Coaches and athletes use that word quite a bit but what is it really?
Explosive is really powerful. Power is the ability to develop force in a short amount of time. You can develop a lot of force, do it very quickly, or both (most desirable). That is how power is produced.
Power can be developed in 3 planes of motion:
- Saggital- forward and backward
- Frontal- side to side
- Transverse- rotational
The methods we use are going to differ based on the athlete and the program that we have them on.
We are lucky at Evolution to have a lot of space and different equipment. This means we can utilize many different methods to help athletes become more powerful.
Certain methods are going to be better in certain planes while some will be applicable to all. Lets look at how athletes can develop power.
We can develop power by lifting weights. The goal is to move lighter weights faster, when compared to traditional strength training. This sometimes feels like nothing is being trained because muscle fatigue is low, but speed is the name of the game.
Any exercise can be used to develop power as long as it is done quickly. Some exercises might not be a good idea because of safety, though.
Some popular ones are Olympic lifts (variations of the snatch and clean and jerk), KB swings/snatches/cleans, speed squats/deadlifts/bench.
The pro to these exercises is that they are great for developing force quickly. The con is the learning curve and a mostly saggital dominance.
Resistance training is primarily done forward and backward, a plane that most athletes are good in.
Developing power with resistance training takes time, experience, and practice. Sometimes I do not always get athletes for an extended period of time. I also work with a lot of young athletes. This makes power development through resistance training tough.
Our athletes that train for long periods and have some years of experience benefit tremendously from some of these movements.

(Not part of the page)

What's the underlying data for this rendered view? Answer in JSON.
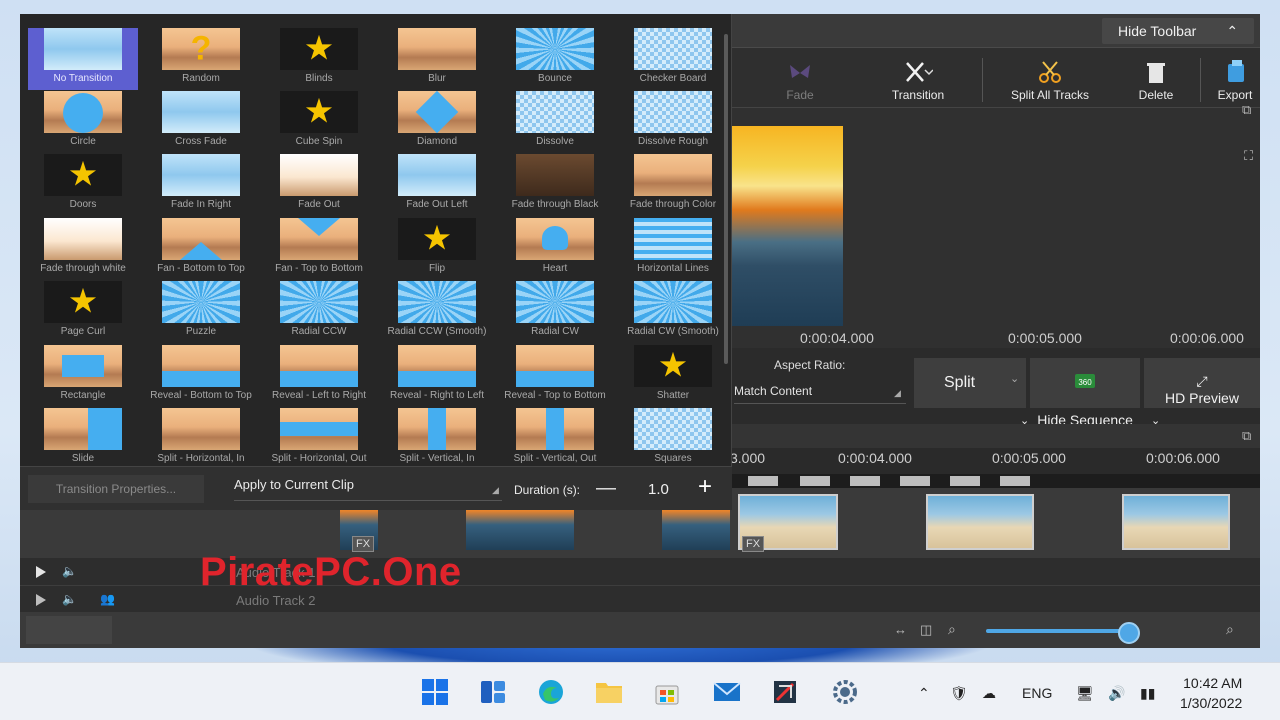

Medicine balls are a good way to develop power. We can hit the saggital and transverse plane well but frontal is a challenge.
There are two mistakes I see with med ball training. The first is using too heavy of a ball and the second is not throwing it hard enough.

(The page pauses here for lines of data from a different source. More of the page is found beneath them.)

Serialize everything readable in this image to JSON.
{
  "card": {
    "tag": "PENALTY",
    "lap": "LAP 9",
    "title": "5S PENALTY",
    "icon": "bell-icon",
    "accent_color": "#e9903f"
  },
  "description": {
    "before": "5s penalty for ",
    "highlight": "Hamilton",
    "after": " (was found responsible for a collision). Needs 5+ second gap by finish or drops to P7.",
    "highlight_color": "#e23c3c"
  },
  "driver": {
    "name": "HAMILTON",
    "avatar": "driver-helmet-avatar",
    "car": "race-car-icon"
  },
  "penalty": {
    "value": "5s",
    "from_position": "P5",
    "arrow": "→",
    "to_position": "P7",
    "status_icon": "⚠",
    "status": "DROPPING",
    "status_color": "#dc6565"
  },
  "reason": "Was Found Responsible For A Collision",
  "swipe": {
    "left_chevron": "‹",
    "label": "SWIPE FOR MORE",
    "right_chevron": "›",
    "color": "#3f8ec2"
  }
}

You should be trying quite hard to throw the ball through the wall/ground. This is how we shorten the amount of time in the exercise.
Using too heavy of a ball increases time to move the force, decreasing power. Go light and really put a good toss on the med ball.
Jumping is a very powerful tool to use because there are so many different variations that we can use.
All three planes can easily be trained with different jumps.
The only concern with jumping is the amount of volume done. Don’t go overboard, especially with athletes that are playing their sport in some capacity. Excessive reps could be problematic.
To get the saggital plane any type of broad, vertical, or box jump will accomplish that. These are the most common types of jumps trained.
The real magic comes when we can hit the other 2 planes because they are generally weak spots for athletes. Improving movement in those planes can go to the field.